___ Given data ___
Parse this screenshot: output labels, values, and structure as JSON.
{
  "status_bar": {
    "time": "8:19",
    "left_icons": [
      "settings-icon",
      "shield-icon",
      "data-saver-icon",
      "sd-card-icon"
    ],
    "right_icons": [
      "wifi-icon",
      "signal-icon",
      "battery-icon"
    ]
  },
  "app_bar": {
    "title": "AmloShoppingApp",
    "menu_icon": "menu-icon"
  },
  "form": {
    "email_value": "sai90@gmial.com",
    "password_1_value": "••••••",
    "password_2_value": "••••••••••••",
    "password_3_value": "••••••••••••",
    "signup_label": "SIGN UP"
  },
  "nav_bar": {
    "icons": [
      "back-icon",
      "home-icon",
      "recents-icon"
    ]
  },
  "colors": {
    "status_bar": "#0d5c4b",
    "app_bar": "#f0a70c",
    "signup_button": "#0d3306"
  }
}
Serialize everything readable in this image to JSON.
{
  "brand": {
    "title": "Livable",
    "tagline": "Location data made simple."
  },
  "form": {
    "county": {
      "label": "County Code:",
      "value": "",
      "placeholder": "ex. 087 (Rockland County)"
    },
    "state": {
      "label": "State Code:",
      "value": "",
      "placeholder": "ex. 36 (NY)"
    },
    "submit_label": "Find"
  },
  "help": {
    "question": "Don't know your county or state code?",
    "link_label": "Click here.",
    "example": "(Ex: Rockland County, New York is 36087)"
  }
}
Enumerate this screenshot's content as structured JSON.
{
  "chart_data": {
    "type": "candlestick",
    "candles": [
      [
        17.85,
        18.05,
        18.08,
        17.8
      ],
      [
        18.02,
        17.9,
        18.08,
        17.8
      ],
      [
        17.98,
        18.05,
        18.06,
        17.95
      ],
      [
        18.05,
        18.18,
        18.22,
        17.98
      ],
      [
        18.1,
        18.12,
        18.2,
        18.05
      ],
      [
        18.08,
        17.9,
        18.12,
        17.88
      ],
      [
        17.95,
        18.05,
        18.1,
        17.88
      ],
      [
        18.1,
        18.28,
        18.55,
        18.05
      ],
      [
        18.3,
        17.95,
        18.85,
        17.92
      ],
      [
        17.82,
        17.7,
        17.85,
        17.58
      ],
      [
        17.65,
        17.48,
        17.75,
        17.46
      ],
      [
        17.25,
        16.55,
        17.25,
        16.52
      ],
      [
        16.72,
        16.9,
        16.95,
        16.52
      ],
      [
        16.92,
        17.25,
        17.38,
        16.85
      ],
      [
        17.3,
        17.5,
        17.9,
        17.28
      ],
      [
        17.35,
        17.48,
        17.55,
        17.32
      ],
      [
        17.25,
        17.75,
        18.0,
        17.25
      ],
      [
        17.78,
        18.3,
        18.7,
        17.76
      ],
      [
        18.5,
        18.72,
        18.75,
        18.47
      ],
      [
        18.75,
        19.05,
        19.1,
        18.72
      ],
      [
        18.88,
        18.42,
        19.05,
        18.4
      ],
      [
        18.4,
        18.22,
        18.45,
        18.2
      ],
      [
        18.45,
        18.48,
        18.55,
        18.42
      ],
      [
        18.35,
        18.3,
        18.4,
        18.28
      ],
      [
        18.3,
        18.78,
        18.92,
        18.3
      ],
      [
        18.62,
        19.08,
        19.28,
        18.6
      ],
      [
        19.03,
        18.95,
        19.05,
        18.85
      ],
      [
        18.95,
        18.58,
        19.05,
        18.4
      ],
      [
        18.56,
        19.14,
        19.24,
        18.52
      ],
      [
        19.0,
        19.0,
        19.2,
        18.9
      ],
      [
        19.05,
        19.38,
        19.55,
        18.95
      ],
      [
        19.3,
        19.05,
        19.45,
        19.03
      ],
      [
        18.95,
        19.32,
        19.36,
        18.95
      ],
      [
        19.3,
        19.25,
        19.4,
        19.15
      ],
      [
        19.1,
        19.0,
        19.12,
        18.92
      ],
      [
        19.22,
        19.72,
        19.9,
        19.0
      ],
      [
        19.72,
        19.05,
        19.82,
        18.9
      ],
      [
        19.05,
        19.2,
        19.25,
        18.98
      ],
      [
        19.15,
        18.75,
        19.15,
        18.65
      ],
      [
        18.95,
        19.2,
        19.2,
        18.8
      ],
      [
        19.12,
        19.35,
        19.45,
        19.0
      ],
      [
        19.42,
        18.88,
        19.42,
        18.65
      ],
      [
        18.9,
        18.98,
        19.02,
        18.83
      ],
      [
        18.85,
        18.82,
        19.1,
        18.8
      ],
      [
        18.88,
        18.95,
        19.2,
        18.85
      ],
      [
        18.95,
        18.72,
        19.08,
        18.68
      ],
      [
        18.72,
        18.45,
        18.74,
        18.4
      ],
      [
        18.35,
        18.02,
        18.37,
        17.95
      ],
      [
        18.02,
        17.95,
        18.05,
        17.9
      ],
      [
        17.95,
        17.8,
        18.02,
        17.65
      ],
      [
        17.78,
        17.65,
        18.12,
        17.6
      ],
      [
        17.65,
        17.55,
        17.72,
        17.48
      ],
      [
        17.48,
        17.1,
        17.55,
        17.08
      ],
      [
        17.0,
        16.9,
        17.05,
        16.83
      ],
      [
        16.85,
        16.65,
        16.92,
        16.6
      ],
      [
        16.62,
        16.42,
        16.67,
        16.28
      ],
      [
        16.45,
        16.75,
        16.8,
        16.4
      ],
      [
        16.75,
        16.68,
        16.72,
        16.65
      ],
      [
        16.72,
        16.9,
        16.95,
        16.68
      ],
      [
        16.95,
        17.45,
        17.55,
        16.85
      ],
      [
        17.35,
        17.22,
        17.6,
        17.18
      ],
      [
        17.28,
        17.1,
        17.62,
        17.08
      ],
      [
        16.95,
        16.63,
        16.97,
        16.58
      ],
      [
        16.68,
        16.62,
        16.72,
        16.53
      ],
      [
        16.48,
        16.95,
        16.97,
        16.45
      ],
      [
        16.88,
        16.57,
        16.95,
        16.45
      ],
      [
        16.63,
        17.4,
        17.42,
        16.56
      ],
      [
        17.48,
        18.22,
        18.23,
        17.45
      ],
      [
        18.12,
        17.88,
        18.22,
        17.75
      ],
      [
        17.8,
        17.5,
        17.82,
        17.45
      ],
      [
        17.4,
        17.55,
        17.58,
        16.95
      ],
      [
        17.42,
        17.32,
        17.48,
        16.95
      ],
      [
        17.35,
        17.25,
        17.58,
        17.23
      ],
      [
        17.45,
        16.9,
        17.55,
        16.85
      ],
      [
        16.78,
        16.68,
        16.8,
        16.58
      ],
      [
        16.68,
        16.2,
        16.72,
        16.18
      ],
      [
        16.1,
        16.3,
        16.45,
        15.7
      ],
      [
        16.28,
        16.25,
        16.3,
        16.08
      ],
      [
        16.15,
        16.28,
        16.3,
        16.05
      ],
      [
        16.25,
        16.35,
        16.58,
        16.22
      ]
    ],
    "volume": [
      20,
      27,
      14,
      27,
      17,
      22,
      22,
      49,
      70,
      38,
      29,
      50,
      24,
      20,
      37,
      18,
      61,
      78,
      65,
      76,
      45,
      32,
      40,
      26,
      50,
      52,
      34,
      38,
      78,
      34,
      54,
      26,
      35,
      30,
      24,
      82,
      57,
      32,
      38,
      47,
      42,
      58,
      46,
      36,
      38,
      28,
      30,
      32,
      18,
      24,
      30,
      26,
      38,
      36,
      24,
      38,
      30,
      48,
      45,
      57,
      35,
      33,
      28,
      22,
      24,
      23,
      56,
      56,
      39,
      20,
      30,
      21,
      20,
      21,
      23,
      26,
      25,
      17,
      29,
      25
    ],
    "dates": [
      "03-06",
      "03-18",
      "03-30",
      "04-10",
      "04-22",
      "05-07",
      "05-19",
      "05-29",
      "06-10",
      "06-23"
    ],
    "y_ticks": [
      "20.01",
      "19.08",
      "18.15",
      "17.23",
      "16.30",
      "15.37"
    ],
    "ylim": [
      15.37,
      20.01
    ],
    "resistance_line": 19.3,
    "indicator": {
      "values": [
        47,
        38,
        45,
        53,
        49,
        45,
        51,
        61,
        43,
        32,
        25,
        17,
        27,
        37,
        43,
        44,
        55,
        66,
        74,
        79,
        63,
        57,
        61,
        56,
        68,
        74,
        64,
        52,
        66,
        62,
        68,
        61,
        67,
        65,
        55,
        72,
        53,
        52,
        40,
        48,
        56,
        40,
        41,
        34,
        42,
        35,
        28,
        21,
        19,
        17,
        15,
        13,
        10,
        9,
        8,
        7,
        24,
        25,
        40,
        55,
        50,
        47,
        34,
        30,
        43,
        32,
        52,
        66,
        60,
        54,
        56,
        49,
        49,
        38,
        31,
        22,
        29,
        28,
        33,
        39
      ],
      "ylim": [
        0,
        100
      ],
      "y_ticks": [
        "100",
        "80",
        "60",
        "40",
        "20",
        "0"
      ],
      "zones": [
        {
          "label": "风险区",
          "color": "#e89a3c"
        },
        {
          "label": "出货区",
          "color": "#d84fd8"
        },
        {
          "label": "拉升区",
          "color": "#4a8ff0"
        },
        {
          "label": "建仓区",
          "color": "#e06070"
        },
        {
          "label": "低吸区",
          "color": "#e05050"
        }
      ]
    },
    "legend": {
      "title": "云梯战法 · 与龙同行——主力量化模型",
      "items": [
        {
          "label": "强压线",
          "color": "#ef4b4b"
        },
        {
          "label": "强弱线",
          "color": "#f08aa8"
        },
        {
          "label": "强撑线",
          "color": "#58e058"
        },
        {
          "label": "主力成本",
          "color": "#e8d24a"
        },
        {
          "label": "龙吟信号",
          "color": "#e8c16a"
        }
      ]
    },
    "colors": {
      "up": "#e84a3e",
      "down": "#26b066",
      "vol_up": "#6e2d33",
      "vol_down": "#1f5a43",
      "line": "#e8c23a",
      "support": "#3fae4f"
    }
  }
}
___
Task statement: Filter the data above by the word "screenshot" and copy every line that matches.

Response below:
Parse this screenshot: output labels, values, and structure as JSON.
Enumerate this screenshot's content as structured JSON.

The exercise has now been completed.